Long-term perspective only hope for any multinational
Foo Choy Peng
Many multinational corporations (MNCs) which came to China during the first investment wave in the early 1980s tended to have unrealistic expectations of the mainland market.
'If every one of the 1.2 billion people uses our product' was an oft-quoted line of many investors to justify investment then, and the assumption was they could make quick returns.
Alas, most who invested on this basis have been sorely disappointed.
Fortunately, as a recent survey by United States consulting firm A.T. Kearney and The Economist Intelligence Unit found out, MNCs have lowered their expectations.
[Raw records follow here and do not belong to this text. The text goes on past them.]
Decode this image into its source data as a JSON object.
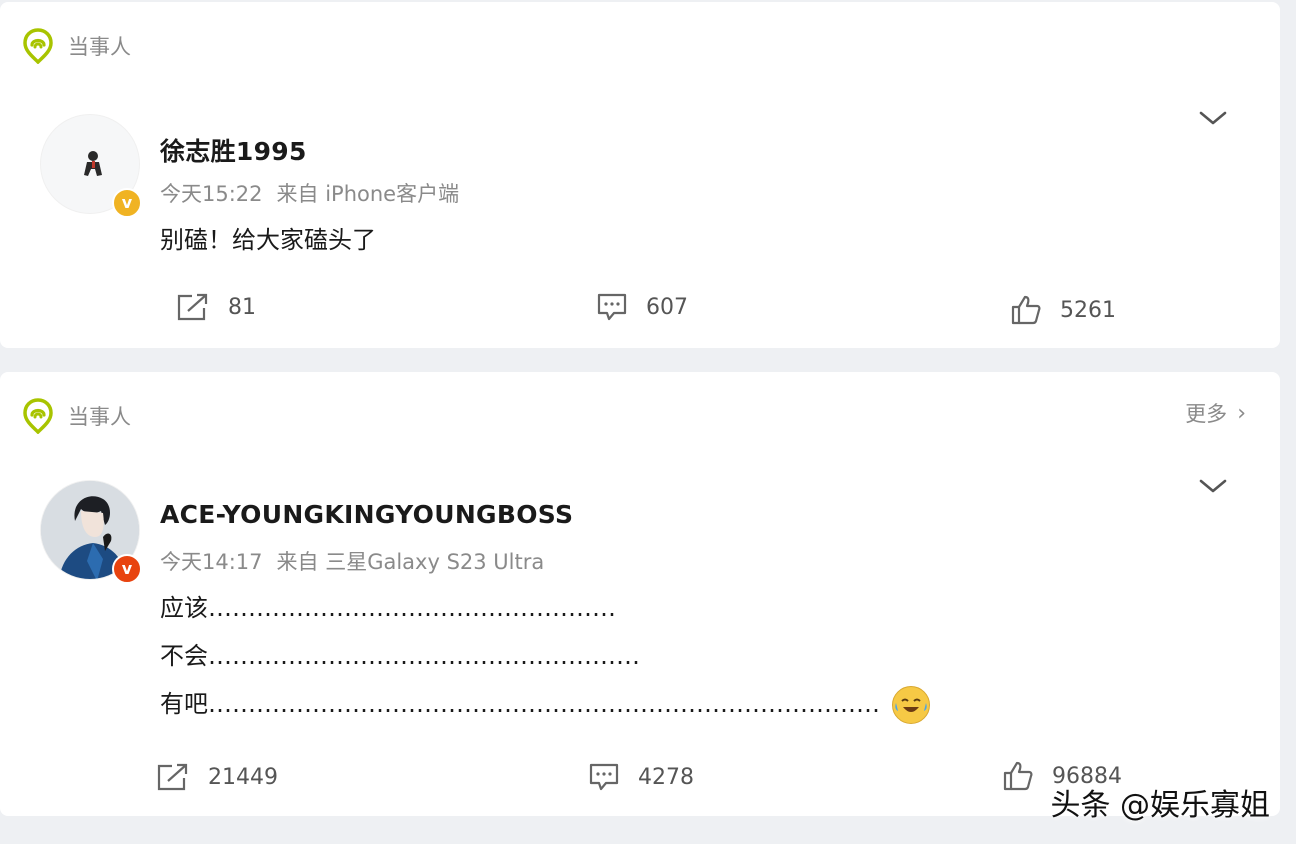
{
  "posts": [
    {
      "tag_label": "当事人",
      "username": "徐志胜1995",
      "time": "今天15:22",
      "source": "来自 iPhone客户端",
      "badge_letter": "v",
      "badge_color": "#f0b323",
      "content_lines": [
        "别磕！给大家磕头了"
      ],
      "reposts": "81",
      "comments": "607",
      "likes": "5261"
    },
    {
      "tag_label": "当事人",
      "more_label": "更多",
      "username": "ACE-YOUNGKINGYOUNGBOSS",
      "time": "今天14:17",
      "source": "来自 三星Galaxy S23 Ultra",
      "badge_letter": "v",
      "badge_color": "#e8430f",
      "content_lines": [
        "应该……………………………………………",
        "不会………………………………………………",
        "有吧…………………………………………………………………………"
      ],
      "reposts": "21449",
      "comments": "4278",
      "likes": "96884"
    }
  ],
  "icons": {
    "tag": "location-pin-icon",
    "expand": "chevron-down-icon",
    "repost": "repost-icon",
    "comment": "comment-icon",
    "like": "thumbs-up-icon",
    "emoji": "laughing-crying-emoji-icon"
  },
  "colors": {
    "tag_green": "#a8c400",
    "secondary_text": "#8a8a8a"
  },
  "watermark": "头条 @娱乐寡姐"
}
The survey, covering 67 foreign companies operating in China, said: 'Headquarters of several MNCs are becoming more patient in terms of when returns from their China investments will materialise. They have more realistic expectations compared to the first investment wave, when many overly optimistic projections failed to materialise.' Most MNCs today expect it will take three to four years to break even in China, concurrently it will take more than three years to reach global rates of return on investment.
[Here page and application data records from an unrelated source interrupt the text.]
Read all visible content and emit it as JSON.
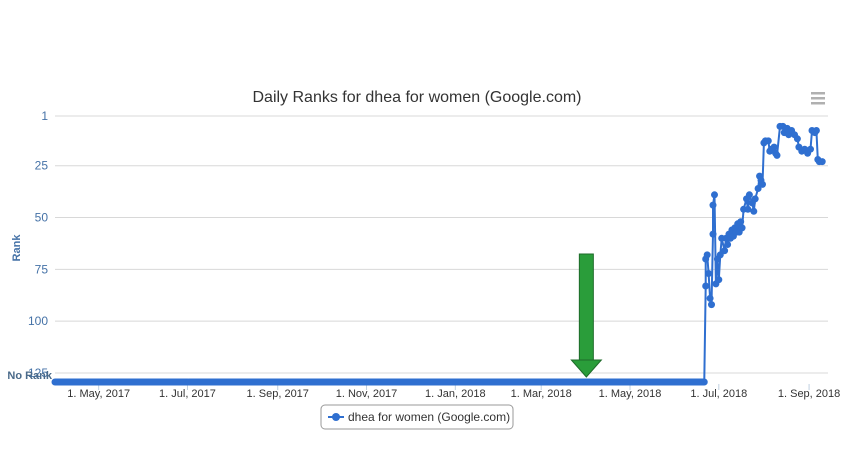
{
  "chart_data": {
    "type": "line",
    "title": "Daily Ranks for dhea for women (Google.com)",
    "ylabel": "Rank",
    "y_reversed": true,
    "ylim": [
      1,
      125
    ],
    "y_ticks": [
      "1",
      "25",
      "50",
      "75",
      "100",
      "125"
    ],
    "no_rank_label": "No Rank",
    "x_ticks": [
      "1. May, 2017",
      "1. Jul, 2017",
      "1. Sep, 2017",
      "1. Nov, 2017",
      "1. Jan, 2018",
      "1. Mar, 2018",
      "1. May, 2018",
      "1. Jul, 2018",
      "1. Sep, 2018"
    ],
    "legend": "dhea for women (Google.com)",
    "series": [
      {
        "name": "dhea for women (Google.com)",
        "color": "#2f6fd0",
        "no_rank_ranges": [
          [
            "2017-04-01",
            "2017-07-01"
          ],
          [
            "2017-07-02",
            "2018-06-21"
          ]
        ],
        "points": [
          [
            "2018-06-22",
            83
          ],
          [
            "2018-06-22",
            70
          ],
          [
            "2018-06-23",
            68
          ],
          [
            "2018-06-24",
            77
          ],
          [
            "2018-06-25",
            89
          ],
          [
            "2018-06-26",
            92
          ],
          [
            "2018-06-27",
            58
          ],
          [
            "2018-06-27",
            44
          ],
          [
            "2018-06-28",
            39
          ],
          [
            "2018-06-29",
            82
          ],
          [
            "2018-06-30",
            70
          ],
          [
            "2018-07-01",
            80
          ],
          [
            "2018-07-02",
            68
          ],
          [
            "2018-07-03",
            60
          ],
          [
            "2018-07-05",
            66
          ],
          [
            "2018-07-06",
            60
          ],
          [
            "2018-07-07",
            63
          ],
          [
            "2018-07-08",
            58
          ],
          [
            "2018-07-09",
            60
          ],
          [
            "2018-07-10",
            56
          ],
          [
            "2018-07-11",
            59
          ],
          [
            "2018-07-12",
            55
          ],
          [
            "2018-07-13",
            57
          ],
          [
            "2018-07-14",
            53
          ],
          [
            "2018-07-15",
            57
          ],
          [
            "2018-07-16",
            52
          ],
          [
            "2018-07-17",
            55
          ],
          [
            "2018-07-18",
            46
          ],
          [
            "2018-07-20",
            41
          ],
          [
            "2018-07-21",
            46
          ],
          [
            "2018-07-22",
            39
          ],
          [
            "2018-07-24",
            43
          ],
          [
            "2018-07-25",
            47
          ],
          [
            "2018-07-26",
            41
          ],
          [
            "2018-07-28",
            36
          ],
          [
            "2018-07-29",
            30
          ],
          [
            "2018-07-30",
            32
          ],
          [
            "2018-07-31",
            34
          ],
          [
            "2018-08-01",
            14
          ],
          [
            "2018-08-02",
            13
          ],
          [
            "2018-08-04",
            13
          ],
          [
            "2018-08-05",
            18
          ],
          [
            "2018-08-06",
            17
          ],
          [
            "2018-08-08",
            16
          ],
          [
            "2018-08-09",
            19
          ],
          [
            "2018-08-10",
            20
          ],
          [
            "2018-08-12",
            6
          ],
          [
            "2018-08-14",
            6
          ],
          [
            "2018-08-15",
            9
          ],
          [
            "2018-08-17",
            7
          ],
          [
            "2018-08-18",
            10
          ],
          [
            "2018-08-20",
            8
          ],
          [
            "2018-08-22",
            10
          ],
          [
            "2018-08-24",
            12
          ],
          [
            "2018-08-25",
            16
          ],
          [
            "2018-08-27",
            18
          ],
          [
            "2018-08-29",
            17
          ],
          [
            "2018-08-31",
            19
          ],
          [
            "2018-09-02",
            17
          ],
          [
            "2018-09-03",
            8
          ],
          [
            "2018-09-05",
            9
          ],
          [
            "2018-09-06",
            8
          ],
          [
            "2018-09-07",
            22
          ],
          [
            "2018-09-08",
            23
          ],
          [
            "2018-09-10",
            23
          ]
        ]
      }
    ],
    "annotation": {
      "type": "arrow",
      "color": "#2a9d3a",
      "x_date": "2018-04-01"
    }
  }
}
Indeed, more than 60 per cent of respondents suggested it would take six to 10 years to achieve global rates of return. To reach long-term objectives, many MNCs appear willing to accept lower short-term performance.
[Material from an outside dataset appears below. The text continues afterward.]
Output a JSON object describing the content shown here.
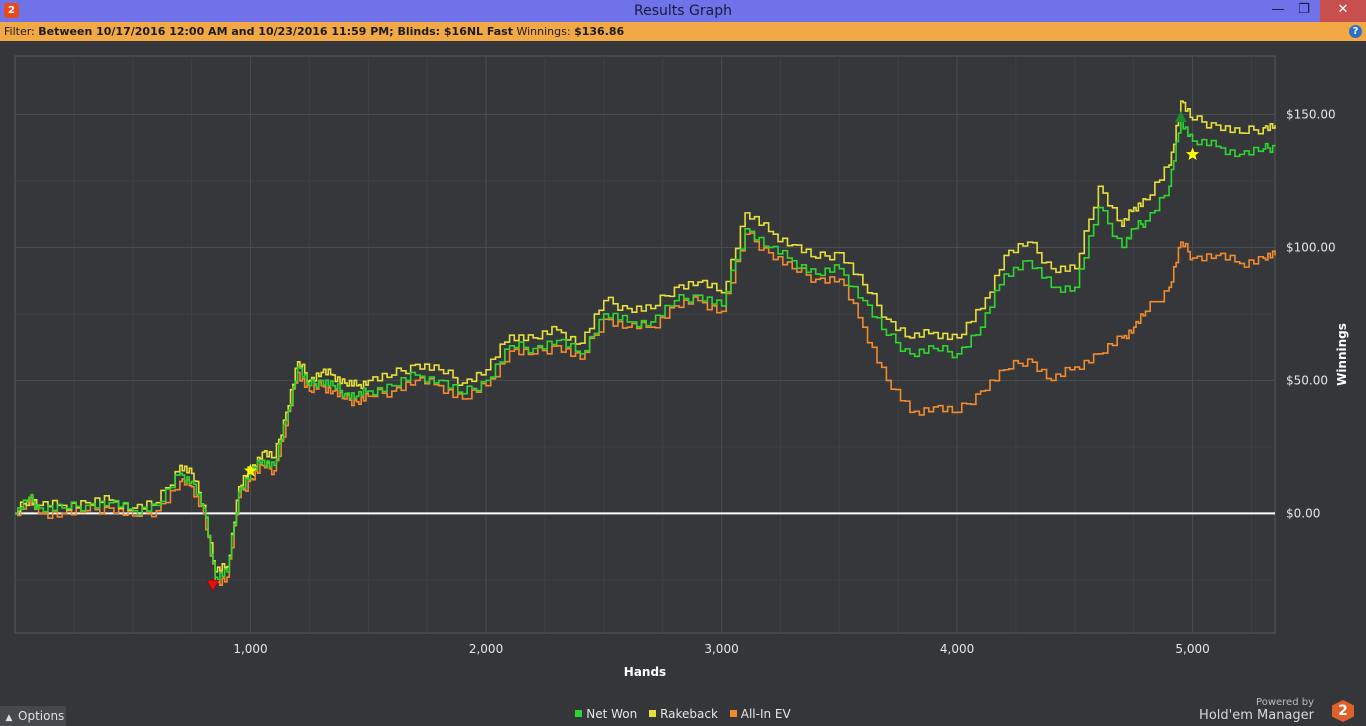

The survey found that Beijing's plans to 'level the playing field' for foreign and domestic companies will continue to change significantly the competitive business environment.
The move has pros and cons for foreign investors: import tariffs are being cut, fees for power and land use will be equalised, further easing of investment spheres, uniform but higher taxes, and removal of tax incentives.
Despite the removal of some tax incentives, foreign investors are increasing their investments in China. They recognise that a China presence is an essential part of a global strategy, the market is becoming extremely difficult but challenging, and a long-term view is essential to success.
The survey said: 'The additional amount planned to be invested in China over the next five years is twice that already invested and committed. This additional investment will take the form of more joint ventures and/or wholly-foreign owned subsidiaries.' These additions, coupled with plans to increase significantly geographic coverage, will raise the management complexity of operating in China. Government actions to create a level-playing field will, in all likelihood, be the bumpiest road for the MNCs - a road which requires a long-term perspective.
So, quitting China may be an option few MNCs can afford to entertain.